To get SMS, MMS, and iMessage alerts on your Mac, again sign into iCloud with the same Apple ID on both your phone and your Mac. Next, open Settings on your iPhone, choose Messages, and hit Send and Receive. Make sure you’re using the right Apple ID, then tick both your phone number and email address. Head to Text Message Forwarding in the Messages menu and choose your Mac from the list. Finally, put down the iPhone and turn to your computer. On macOS, open up the Messages app, then choose Preferences from the Messages menu. Click Accounts, select your iMessage account, double-check the right Apple ID is in use, and then put a tick next to both your email address and your phone number. As with calls, you will be able to see alerts and respond to texts as well.

Androids and macOS computers

The native Windows and macOS features let you sync Android notifications to Windows and iPhone messages to Macs. Beyond that, if you own an iPhone, you’re out of luck: Aside from showing call and SMS notifications on Mac computers, iOS restricts what else you can do. Android owners, however, can forward their phone alerts to macOS computers—they’ll just need a third-party application to plug the gap. Here’s how to set up two of your best app options: Pushbullet and AirDroid.

Pushbullet is available on both Android and iOS, though only the Android app can mirror notifications—the iOS version covers Pushbullet’s other features, like transferring files between devices. Start by downloading Pushbullet to your phone and setting it up on your computer. To do the latter, you have three options: Install the native Windows app; download the browser extensions for Chrome, Firefox, or Opera; or install the separate Noti plug-in for macOS, which shows alerts as native Mac notifications rather than browser alerts. Then, create a free Pushbullet account and sign into it on all the devices you’re using. On your Android phone, open the app, tap the menu (the three-line button on the top left), and choose Notification Mirroring. Here, you can turn alerts on for some apps and off for others. That’s it! If you want extra features (like the option to transfer bigger files), consider buying a Pro account—prices start at $3 per month.

Like Pushbullet, AirDroid doesn’t primarily sync notifications. On Android, iOS, Windows, macOS, and web browsers, it can do tricks like transferring files. That said, with Androids, it can also sync notifications. To set up the notification mirroring on Android, start by installing the application on the devices you’ll be using. Sign into the same AirDroid account on all of them. Next, tap Tools, then Desktop Notif, and hit Enable. You can specify which apps get to show alerts on your computer, or let all of them do so. AirDroid also lets you restrict the notification-syncing feature to those times when you’re connected to Wi-Fi. Again, you can access extra features (like bigger file transfers) with a premium AirDroid account, with prices starting at $2 per month.
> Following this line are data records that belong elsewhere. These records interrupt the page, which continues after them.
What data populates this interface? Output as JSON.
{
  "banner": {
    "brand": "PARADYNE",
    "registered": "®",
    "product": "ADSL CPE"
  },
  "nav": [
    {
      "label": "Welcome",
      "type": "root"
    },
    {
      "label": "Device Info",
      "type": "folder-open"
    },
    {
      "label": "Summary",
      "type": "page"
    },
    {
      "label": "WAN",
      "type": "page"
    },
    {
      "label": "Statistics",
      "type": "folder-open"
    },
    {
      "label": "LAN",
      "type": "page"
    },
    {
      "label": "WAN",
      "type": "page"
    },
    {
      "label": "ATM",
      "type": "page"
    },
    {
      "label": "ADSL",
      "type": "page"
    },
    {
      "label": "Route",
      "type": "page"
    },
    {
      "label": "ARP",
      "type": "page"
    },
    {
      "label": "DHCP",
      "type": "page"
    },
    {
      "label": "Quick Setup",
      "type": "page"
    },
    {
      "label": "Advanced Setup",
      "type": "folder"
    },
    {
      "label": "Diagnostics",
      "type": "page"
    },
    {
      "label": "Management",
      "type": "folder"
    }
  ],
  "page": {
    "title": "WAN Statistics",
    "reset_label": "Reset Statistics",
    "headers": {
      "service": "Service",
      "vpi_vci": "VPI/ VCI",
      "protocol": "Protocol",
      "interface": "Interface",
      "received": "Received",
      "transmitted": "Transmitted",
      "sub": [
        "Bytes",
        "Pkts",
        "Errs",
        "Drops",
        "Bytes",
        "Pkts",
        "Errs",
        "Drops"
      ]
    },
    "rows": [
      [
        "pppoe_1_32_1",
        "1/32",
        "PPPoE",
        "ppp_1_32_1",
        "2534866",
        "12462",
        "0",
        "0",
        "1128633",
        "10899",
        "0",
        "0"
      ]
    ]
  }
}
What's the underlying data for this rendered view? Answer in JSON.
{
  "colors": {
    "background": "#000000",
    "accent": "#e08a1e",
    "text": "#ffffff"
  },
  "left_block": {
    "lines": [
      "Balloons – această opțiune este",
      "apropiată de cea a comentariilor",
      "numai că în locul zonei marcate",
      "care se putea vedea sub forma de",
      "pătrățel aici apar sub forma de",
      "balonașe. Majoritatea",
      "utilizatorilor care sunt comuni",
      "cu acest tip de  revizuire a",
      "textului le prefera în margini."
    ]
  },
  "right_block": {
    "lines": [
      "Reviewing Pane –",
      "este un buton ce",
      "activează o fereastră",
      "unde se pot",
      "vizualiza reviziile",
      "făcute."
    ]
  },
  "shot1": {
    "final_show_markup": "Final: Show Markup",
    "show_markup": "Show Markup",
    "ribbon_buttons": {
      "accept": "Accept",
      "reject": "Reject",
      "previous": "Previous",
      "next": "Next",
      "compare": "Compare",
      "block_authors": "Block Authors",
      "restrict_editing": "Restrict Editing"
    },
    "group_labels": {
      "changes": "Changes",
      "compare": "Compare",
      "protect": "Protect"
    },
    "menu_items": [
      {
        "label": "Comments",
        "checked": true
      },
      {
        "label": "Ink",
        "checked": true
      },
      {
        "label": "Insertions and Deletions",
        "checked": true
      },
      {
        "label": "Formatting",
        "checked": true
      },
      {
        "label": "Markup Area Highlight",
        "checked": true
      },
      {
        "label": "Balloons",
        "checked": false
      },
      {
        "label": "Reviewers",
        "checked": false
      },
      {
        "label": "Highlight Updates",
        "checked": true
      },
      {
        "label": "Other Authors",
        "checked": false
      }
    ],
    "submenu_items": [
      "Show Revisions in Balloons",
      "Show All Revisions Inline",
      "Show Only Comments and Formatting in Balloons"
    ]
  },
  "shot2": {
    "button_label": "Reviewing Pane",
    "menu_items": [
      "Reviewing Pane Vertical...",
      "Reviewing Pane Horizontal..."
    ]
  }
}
David Nield
David Nield

David Nield is a tech journalist from the UK who has been writing about gadgets and apps since way before the iPhone and Twitter were invented. When he's not busy doing that, he usually takes breaks from all things tech with long walks in the countryside.